■ **About this task**: Could you copy the data that follows exactly as written, but drop the pictures?

===== Record set

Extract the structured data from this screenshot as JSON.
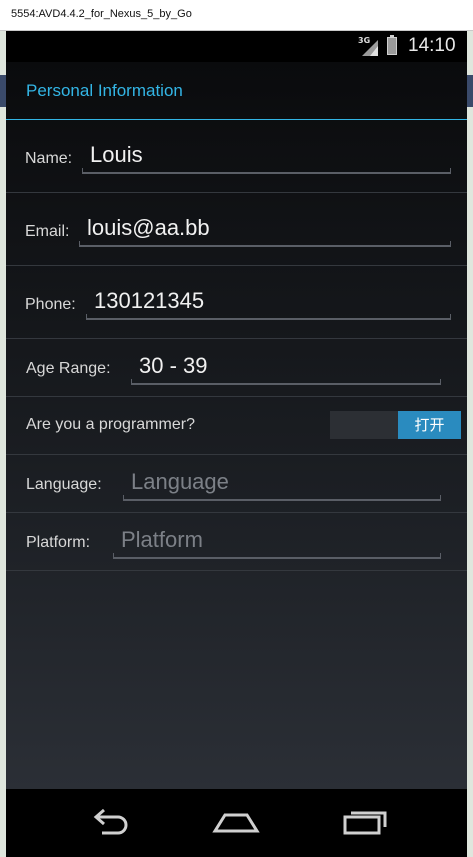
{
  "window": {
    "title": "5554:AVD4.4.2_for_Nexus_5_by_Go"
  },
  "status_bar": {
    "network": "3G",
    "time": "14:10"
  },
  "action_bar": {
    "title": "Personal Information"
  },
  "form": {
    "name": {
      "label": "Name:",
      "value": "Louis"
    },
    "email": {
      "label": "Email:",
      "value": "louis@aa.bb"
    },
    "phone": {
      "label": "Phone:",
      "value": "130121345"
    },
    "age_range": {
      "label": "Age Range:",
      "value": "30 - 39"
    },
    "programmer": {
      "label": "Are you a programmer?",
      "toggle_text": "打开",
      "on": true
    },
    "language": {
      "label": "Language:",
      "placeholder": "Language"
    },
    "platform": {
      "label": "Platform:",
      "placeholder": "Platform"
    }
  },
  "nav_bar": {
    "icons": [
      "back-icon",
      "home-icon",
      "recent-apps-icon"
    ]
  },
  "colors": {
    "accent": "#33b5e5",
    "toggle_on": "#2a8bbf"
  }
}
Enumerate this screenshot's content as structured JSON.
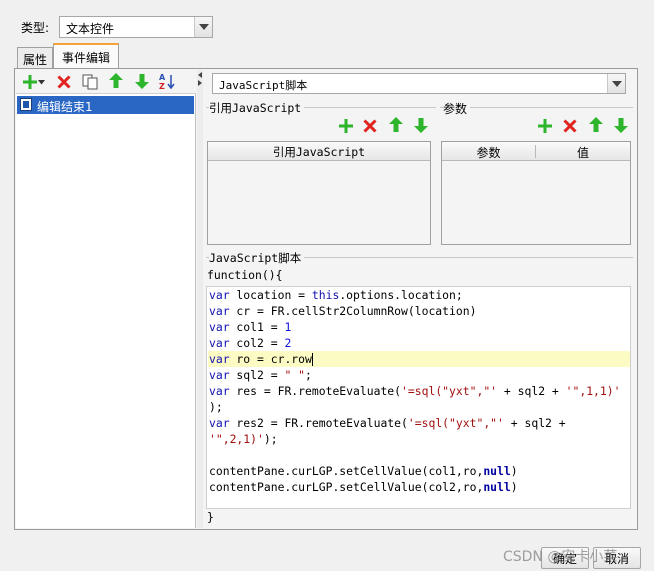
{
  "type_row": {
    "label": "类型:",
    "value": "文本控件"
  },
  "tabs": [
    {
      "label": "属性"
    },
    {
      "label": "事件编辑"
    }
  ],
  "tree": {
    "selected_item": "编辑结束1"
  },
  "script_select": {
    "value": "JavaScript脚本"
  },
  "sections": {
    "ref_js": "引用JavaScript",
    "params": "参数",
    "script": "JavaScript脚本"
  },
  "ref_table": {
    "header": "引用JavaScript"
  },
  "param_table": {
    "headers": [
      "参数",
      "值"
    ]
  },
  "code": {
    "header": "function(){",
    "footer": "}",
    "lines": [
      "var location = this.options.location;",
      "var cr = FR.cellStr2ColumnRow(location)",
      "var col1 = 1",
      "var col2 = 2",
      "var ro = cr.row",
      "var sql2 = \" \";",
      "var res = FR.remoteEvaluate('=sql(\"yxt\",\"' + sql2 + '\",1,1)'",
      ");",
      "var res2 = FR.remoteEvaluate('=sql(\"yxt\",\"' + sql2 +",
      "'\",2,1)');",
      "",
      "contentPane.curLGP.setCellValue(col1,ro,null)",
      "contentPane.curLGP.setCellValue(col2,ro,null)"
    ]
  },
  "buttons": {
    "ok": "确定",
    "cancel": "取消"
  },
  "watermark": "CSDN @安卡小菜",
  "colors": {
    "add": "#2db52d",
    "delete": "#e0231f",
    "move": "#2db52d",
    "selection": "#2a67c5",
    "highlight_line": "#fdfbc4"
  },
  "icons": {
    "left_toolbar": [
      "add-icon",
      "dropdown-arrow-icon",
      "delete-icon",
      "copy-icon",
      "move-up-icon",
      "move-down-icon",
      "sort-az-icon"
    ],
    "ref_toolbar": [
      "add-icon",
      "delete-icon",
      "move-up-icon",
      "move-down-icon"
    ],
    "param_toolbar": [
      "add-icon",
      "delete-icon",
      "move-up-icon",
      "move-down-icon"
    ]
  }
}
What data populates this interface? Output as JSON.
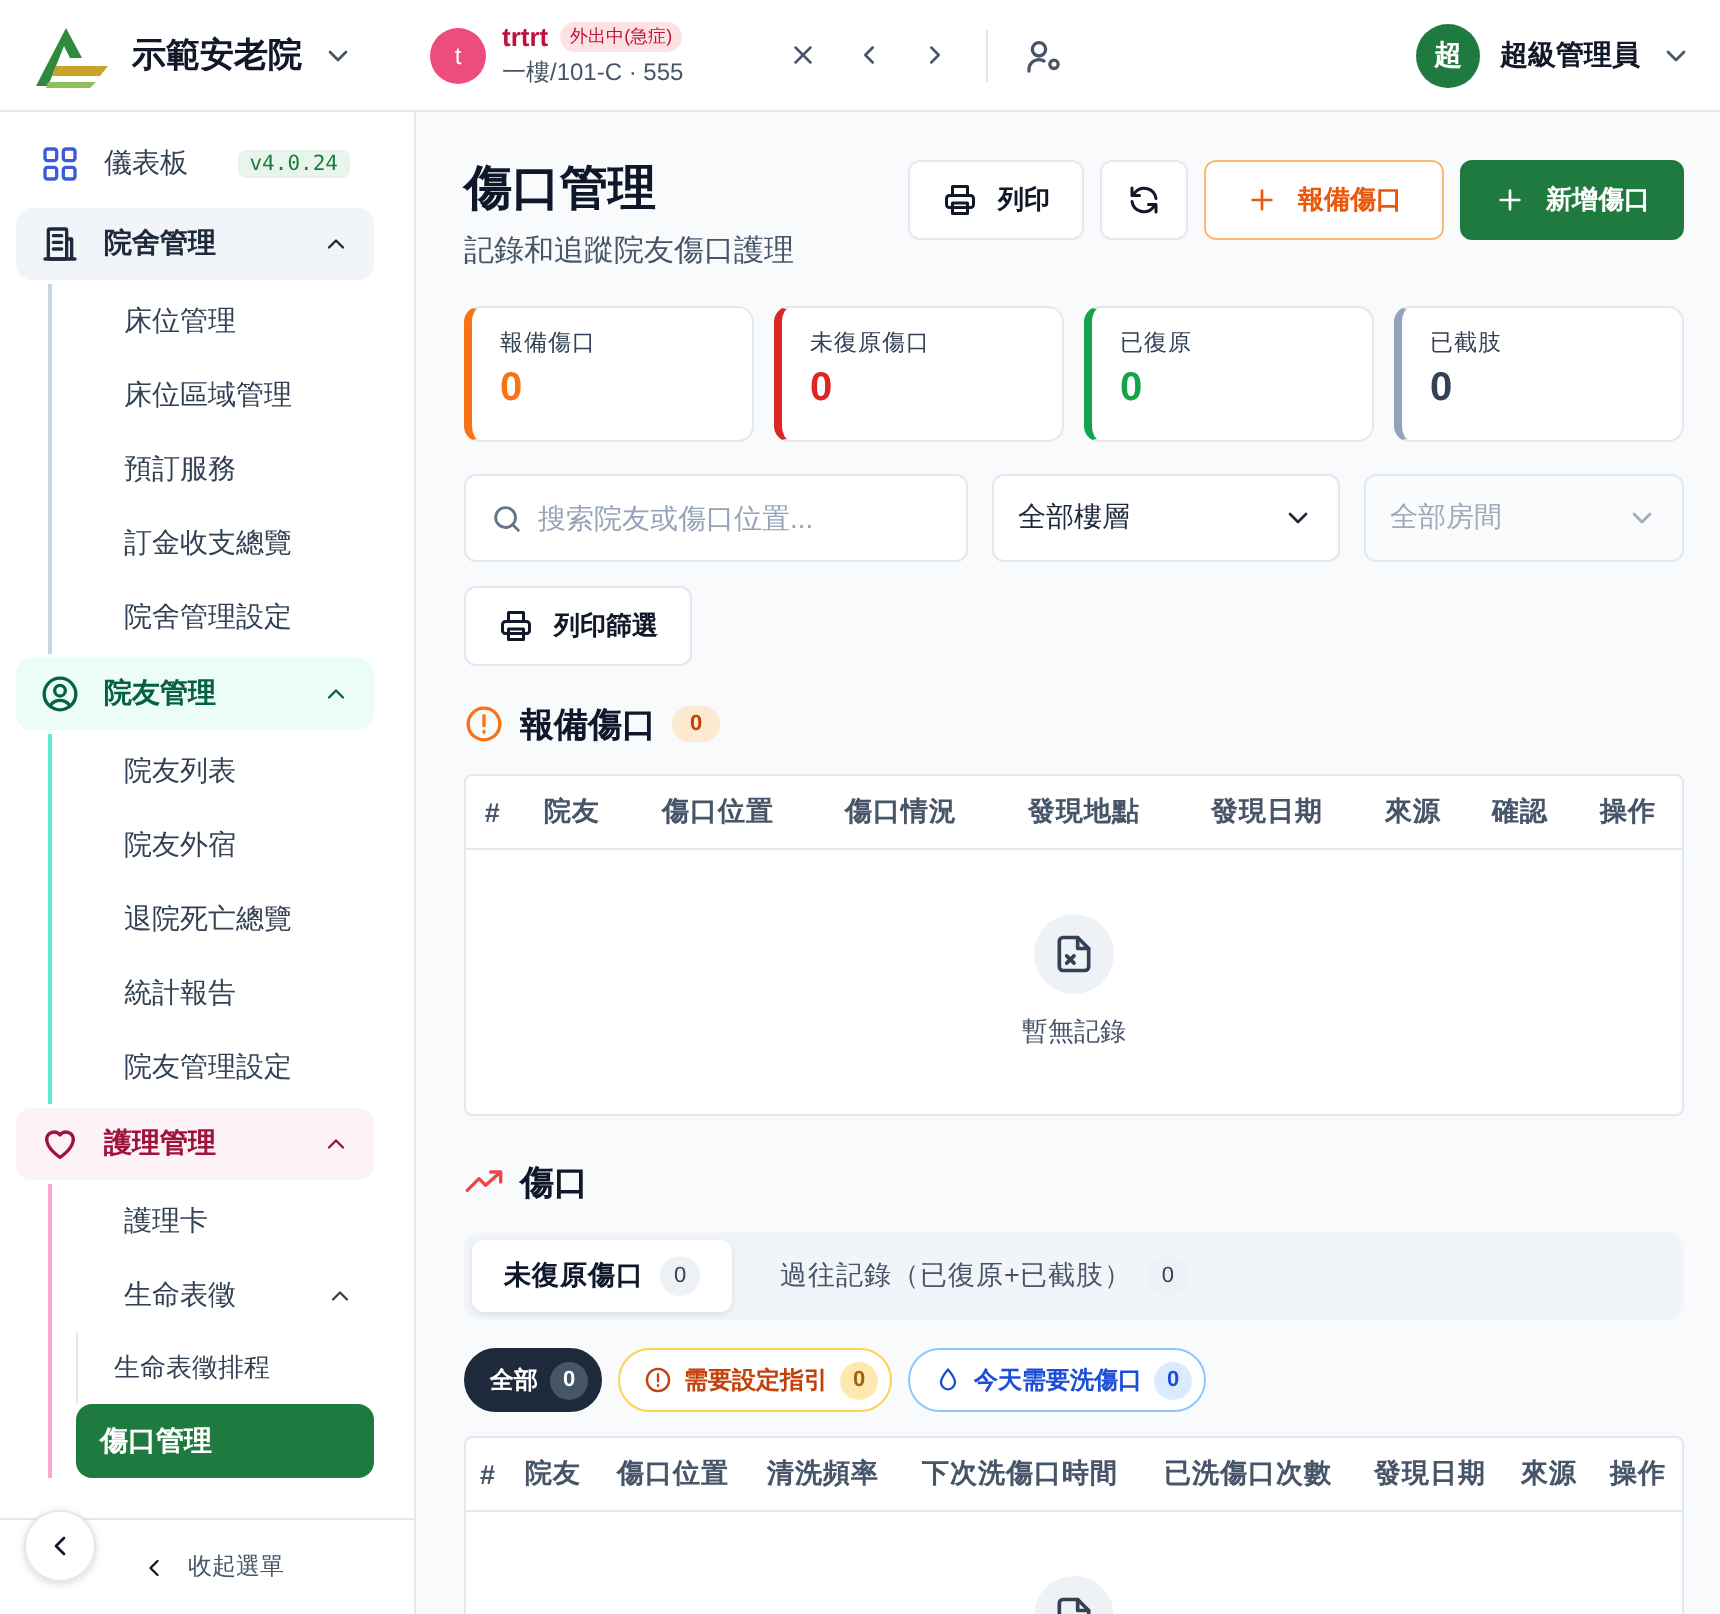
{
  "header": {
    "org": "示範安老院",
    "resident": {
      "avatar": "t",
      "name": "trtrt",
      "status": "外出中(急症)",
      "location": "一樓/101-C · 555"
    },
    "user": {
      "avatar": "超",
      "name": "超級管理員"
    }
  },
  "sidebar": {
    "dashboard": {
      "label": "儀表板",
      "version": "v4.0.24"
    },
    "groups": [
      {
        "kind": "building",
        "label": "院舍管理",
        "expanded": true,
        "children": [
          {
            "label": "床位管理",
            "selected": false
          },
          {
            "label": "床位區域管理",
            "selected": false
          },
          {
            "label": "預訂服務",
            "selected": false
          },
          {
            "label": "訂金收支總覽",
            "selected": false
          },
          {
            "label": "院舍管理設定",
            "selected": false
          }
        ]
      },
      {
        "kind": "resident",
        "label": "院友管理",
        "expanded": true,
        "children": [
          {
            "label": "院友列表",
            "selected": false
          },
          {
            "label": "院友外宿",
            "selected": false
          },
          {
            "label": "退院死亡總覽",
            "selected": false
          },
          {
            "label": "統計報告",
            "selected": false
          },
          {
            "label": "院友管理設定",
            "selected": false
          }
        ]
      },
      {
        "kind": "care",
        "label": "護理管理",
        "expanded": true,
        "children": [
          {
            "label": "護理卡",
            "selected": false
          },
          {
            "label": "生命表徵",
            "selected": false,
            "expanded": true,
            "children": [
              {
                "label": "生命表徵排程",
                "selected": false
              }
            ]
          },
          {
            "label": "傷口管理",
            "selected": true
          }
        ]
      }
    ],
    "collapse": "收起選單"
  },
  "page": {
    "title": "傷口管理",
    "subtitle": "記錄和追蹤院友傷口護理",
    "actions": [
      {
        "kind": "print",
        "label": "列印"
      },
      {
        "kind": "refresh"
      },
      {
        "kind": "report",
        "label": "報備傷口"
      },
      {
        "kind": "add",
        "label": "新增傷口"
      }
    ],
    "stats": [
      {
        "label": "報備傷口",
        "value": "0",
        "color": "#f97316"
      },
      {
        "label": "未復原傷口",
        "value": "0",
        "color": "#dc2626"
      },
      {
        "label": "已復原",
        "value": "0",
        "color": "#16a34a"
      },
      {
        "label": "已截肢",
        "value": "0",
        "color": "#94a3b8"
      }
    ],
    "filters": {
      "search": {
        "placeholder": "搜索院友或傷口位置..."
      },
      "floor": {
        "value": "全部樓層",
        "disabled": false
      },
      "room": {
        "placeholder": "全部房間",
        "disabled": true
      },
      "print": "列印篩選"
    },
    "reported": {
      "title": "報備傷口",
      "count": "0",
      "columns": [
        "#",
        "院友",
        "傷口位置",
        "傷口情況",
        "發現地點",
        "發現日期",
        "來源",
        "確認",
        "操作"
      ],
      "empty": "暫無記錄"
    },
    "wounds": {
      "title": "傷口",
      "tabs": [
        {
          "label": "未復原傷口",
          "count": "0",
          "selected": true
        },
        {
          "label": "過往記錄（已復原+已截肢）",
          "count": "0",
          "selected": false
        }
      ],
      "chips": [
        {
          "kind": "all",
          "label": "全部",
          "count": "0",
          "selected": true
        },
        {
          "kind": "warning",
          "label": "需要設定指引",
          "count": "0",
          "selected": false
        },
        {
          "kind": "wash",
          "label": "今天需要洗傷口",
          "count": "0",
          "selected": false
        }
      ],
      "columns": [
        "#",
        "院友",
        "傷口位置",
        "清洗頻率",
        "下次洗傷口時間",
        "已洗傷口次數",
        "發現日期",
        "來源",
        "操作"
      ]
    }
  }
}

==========

■ **Answer box**:
Extract the structured data from this screenshot as JSON.
{
  "window": {
    "title": "5554:AVD4.4.2_for_Nexus_5_by_Go"
  },
  "status_bar": {
    "network": "3G",
    "time": "14:10"
  },
  "action_bar": {
    "title": "Personal Information"
  },
  "form": {
    "name": {
      "label": "Name:",
      "value": "Louis"
    },
    "email": {
      "label": "Email:",
      "value": "louis@aa.bb"
    },
    "phone": {
      "label": "Phone:",
      "value": "130121345"
    },
    "age_range": {
      "label": "Age Range:",
      "value": "30 - 39"
    },
    "programmer": {
      "label": "Are you a programmer?",
      "toggle_text": "打开",
      "on": true
    },
    "language": {
      "label": "Language:",
      "placeholder": "Language"
    },
    "platform": {
      "label": "Platform:",
      "placeholder": "Platform"
    }
  },
  "nav_bar": {
    "icons": [
      "back-icon",
      "home-icon",
      "recent-apps-icon"
    ]
  },
  "colors": {
    "accent": "#33b5e5",
    "toggle_on": "#2a8bbf"
  }
}
Enumerate this screenshot's content as structured JSON.
{
  "type_row": {
    "label": "类型:",
    "value": "文本控件"
  },
  "tabs": [
    {
      "label": "属性"
    },
    {
      "label": "事件编辑"
    }
  ],
  "tree": {
    "selected_item": "编辑结束1"
  },
  "script_select": {
    "value": "JavaScript脚本"
  },
  "sections": {
    "ref_js": "引用JavaScript",
    "params": "参数",
    "script": "JavaScript脚本"
  },
  "ref_table": {
    "header": "引用JavaScript"
  },
  "param_table": {
    "headers": [
      "参数",
      "值"
    ]
  },
  "code": {
    "header": "function(){",
    "footer": "}",
    "lines": [
      "var location = this.options.location;",
      "var cr = FR.cellStr2ColumnRow(location)",
      "var col1 = 1",
      "var col2 = 2",
      "var ro = cr.row",
      "var sql2 = \" \";",
      "var res = FR.remoteEvaluate('=sql(\"yxt\",\"' + sql2 + '\",1,1)'",
      ");",
      "var res2 = FR.remoteEvaluate('=sql(\"yxt\",\"' + sql2 +",
      "'\",2,1)');",
      "",
      "contentPane.curLGP.setCellValue(col1,ro,null)",
      "contentPane.curLGP.setCellValue(col2,ro,null)"
    ]
  },
  "buttons": {
    "ok": "确定",
    "cancel": "取消"
  },
  "watermark": "CSDN @安卡小菜",
  "colors": {
    "add": "#2db52d",
    "delete": "#e0231f",
    "move": "#2db52d",
    "selection": "#2a67c5",
    "highlight_line": "#fdfbc4"
  },
  "icons": {
    "left_toolbar": [
      "add-icon",
      "dropdown-arrow-icon",
      "delete-icon",
      "copy-icon",
      "move-up-icon",
      "move-down-icon",
      "sort-az-icon"
    ],
    "ref_toolbar": [
      "add-icon",
      "delete-icon",
      "move-up-icon",
      "move-down-icon"
    ],
    "param_toolbar": [
      "add-icon",
      "delete-icon",
      "move-up-icon",
      "move-down-icon"
    ]
  }
}
What data populates this interface? Output as JSON.
{
  "header": {
    "org": "示範安老院",
    "resident": {
      "avatar": "t",
      "name": "trtrt",
      "status": "外出中(急症)",
      "location": "一樓/101-C · 555"
    },
    "user": {
      "avatar": "超",
      "name": "超級管理員"
    }
  },
  "sidebar": {
    "dashboard": {
      "label": "儀表板",
      "version": "v4.0.24"
    },
    "groups": [
      {
        "kind": "building",
        "label": "院舍管理",
        "expanded": true,
        "children": [
          {
            "label": "床位管理",
            "selected": false
          },
          {
            "label": "床位區域管理",
            "selected": false
          },
          {
            "label": "預訂服務",
            "selected": false
          },
          {
            "label": "訂金收支總覽",
            "selected": false
          },
          {
            "label": "院舍管理設定",
            "selected": false
          }
        ]
      },
      {
        "kind": "resident",
        "label": "院友管理",
        "expanded": true,
        "children": [
          {
            "label": "院友列表",
            "selected": false
          },
          {
            "label": "院友外宿",
            "selected": false
          },
          {
            "label": "退院死亡總覽",
            "selected": false
          },
          {
            "label": "統計報告",
            "selected": false
          },
          {
            "label": "院友管理設定",
            "selected": false
          }
        ]
      },
      {
        "kind": "care",
        "label": "護理管理",
        "expanded": true,
        "children": [
          {
            "label": "護理卡",
            "selected": false
          },
          {
            "label": "生命表徵",
            "selected": false,
            "expanded": true,
            "children": [
              {
                "label": "生命表徵排程",
                "selected": false
              }
            ]
          },
          {
            "label": "傷口管理",
            "selected": true
          }
        ]
      }
    ],
    "collapse": "收起選單"
  },
  "page": {
    "title": "傷口管理",
    "subtitle": "記錄和追蹤院友傷口護理",
    "actions": [
      {
        "kind": "print",
        "label": "列印"
      },
      {
        "kind": "refresh"
      },
      {
        "kind": "report",
        "label": "報備傷口"
      },
      {
        "kind": "add",
        "label": "新增傷口"
      }
    ],
    "stats": [
      {
        "label": "報備傷口",
        "value": "0",
        "color": "#f97316"
      },
      {
        "label": "未復原傷口",
        "value": "0",
        "color": "#dc2626"
      },
      {
        "label": "已復原",
        "value": "0",
        "color": "#16a34a"
      },
      {
        "label": "已截肢",
        "value": "0",
        "color": "#94a3b8"
      }
    ],
    "filters": {
      "search": {
        "placeholder": "搜索院友或傷口位置..."
      },
      "floor": {
        "value": "全部樓層",
        "disabled": false
      },
      "room": {
        "placeholder": "全部房間",
        "disabled": true
      },
      "print": "列印篩選"
    },
    "reported": {
      "title": "報備傷口",
      "count": "0",
      "columns": [
        "#",
        "院友",
        "傷口位置",
        "傷口情況",
        "發現地點",
        "發現日期",
        "來源",
        "確認",
        "操作"
      ],
      "empty": "暫無記錄"
    },
    "wounds": {
      "title": "傷口",
      "tabs": [
        {
          "label": "未復原傷口",
          "count": "0",
          "selected": true
        },
        {
          "label": "過往記錄（已復原+已截肢）",
          "count": "0",
          "selected": false
        }
      ],
      "chips": [
        {
          "kind": "all",
          "label": "全部",
          "count": "0",
          "selected": true
        },
        {
          "kind": "warning",
          "label": "需要設定指引",
          "count": "0",
          "selected": false
        },
        {
          "kind": "wash",
          "label": "今天需要洗傷口",
          "count": "0",
          "selected": false
        }
      ],
      "columns": [
        "#",
        "院友",
        "傷口位置",
        "清洗頻率",
        "下次洗傷口時間",
        "已洗傷口次數",
        "發現日期",
        "來源",
        "操作"
      ]
    }
  }
}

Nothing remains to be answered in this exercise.